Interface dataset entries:
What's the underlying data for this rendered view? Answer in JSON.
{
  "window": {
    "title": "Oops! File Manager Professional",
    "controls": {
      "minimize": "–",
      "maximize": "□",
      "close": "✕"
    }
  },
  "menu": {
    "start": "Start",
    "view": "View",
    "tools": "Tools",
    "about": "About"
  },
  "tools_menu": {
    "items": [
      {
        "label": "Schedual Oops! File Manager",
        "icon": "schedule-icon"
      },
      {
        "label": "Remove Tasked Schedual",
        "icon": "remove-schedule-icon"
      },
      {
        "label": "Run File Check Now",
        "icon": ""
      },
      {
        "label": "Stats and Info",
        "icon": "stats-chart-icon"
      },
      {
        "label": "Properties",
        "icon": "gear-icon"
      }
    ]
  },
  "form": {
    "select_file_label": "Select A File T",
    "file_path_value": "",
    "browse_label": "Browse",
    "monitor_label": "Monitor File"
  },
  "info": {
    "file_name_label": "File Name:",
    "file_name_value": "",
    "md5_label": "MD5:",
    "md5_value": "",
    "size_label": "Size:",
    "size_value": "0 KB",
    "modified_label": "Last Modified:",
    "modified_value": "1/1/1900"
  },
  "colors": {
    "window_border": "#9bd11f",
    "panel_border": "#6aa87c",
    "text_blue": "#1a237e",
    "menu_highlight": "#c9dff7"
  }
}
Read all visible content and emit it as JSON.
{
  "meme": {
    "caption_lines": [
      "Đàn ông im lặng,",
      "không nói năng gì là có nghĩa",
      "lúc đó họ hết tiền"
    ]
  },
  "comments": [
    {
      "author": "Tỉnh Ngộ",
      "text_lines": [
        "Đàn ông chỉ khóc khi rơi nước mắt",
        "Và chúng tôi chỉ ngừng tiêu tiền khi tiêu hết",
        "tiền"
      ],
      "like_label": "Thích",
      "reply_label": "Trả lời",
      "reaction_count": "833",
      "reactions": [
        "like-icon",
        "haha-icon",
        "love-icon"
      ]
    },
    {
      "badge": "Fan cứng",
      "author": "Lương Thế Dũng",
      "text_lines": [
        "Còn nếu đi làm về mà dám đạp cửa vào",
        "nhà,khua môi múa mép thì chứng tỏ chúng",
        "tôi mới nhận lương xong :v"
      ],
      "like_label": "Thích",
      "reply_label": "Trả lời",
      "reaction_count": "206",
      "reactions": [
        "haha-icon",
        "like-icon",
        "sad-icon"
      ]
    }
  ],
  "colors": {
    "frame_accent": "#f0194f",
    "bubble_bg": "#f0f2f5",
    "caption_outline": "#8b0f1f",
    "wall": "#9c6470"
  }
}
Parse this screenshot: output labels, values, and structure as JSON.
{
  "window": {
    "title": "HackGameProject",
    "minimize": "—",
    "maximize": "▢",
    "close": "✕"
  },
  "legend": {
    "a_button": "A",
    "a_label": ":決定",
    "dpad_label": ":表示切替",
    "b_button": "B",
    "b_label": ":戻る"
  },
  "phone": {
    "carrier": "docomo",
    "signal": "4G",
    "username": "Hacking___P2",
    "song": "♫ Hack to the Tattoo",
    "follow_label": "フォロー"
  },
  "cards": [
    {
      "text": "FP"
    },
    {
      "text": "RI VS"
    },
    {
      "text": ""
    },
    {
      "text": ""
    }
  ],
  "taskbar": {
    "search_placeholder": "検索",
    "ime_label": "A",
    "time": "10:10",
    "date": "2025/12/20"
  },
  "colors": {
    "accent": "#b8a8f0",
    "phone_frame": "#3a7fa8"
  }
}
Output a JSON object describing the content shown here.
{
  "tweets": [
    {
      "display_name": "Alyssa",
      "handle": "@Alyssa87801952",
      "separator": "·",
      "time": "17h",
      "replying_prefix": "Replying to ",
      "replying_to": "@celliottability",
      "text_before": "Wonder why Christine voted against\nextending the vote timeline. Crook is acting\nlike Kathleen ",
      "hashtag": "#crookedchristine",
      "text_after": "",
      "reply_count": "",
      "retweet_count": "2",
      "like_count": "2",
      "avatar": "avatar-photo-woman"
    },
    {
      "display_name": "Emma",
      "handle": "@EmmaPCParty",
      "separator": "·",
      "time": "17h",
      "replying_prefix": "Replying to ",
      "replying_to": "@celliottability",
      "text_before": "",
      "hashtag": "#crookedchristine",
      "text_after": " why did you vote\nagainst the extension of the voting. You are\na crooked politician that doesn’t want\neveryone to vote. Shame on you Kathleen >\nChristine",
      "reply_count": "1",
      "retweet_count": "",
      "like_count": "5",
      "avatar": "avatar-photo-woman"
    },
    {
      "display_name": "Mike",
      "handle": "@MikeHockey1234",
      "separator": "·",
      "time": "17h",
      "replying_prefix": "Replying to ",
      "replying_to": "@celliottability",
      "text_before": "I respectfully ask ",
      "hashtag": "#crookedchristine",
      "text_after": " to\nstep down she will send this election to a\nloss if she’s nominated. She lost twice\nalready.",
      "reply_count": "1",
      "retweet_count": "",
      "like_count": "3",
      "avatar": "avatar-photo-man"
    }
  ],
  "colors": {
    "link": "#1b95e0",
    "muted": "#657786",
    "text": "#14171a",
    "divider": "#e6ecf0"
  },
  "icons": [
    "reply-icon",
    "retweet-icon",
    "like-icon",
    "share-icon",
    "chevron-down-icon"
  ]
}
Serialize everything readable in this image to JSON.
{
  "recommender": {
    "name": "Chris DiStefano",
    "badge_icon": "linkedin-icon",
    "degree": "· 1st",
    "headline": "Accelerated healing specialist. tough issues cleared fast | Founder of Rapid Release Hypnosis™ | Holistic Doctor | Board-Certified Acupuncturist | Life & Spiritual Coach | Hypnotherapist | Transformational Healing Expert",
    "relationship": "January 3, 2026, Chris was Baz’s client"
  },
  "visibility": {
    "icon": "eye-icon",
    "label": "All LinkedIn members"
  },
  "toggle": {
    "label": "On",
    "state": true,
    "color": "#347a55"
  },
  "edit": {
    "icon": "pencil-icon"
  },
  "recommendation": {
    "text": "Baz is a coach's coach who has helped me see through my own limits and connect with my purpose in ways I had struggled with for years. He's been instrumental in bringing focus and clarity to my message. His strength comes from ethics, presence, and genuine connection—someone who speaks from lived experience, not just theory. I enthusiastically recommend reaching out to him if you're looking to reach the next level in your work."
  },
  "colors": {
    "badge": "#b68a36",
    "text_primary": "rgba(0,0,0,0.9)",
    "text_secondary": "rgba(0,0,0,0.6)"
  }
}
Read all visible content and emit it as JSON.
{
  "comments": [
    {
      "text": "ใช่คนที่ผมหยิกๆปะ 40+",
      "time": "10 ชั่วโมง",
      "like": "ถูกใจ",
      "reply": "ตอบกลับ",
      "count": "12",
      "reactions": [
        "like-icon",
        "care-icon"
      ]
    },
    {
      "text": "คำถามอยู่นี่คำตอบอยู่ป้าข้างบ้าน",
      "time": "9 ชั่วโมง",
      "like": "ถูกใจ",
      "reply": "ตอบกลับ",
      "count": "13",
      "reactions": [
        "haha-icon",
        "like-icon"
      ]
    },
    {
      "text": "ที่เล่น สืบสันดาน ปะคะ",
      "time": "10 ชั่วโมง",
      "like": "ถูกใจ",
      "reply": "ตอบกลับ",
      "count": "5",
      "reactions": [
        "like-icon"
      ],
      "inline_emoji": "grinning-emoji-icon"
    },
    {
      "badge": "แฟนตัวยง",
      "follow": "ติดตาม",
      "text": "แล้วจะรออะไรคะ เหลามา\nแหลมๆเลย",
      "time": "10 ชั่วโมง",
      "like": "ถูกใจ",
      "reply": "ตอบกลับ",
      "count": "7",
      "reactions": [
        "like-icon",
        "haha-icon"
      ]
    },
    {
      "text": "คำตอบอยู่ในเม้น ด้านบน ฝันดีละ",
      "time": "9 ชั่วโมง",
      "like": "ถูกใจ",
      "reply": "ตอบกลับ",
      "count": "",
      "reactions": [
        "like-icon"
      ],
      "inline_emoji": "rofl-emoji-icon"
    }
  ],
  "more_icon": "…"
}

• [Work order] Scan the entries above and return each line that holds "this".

• [Task answer]
What's the underlying data for this rendered view? Answer in JSON.
Parse this screenshot: output labels, values, and structure as JSON.
      "text_after": " to\nstep down she will send this election to a\nloss if she’s nominated. She lost twice\nalready.",
Serialize everything readable in this image to JSON.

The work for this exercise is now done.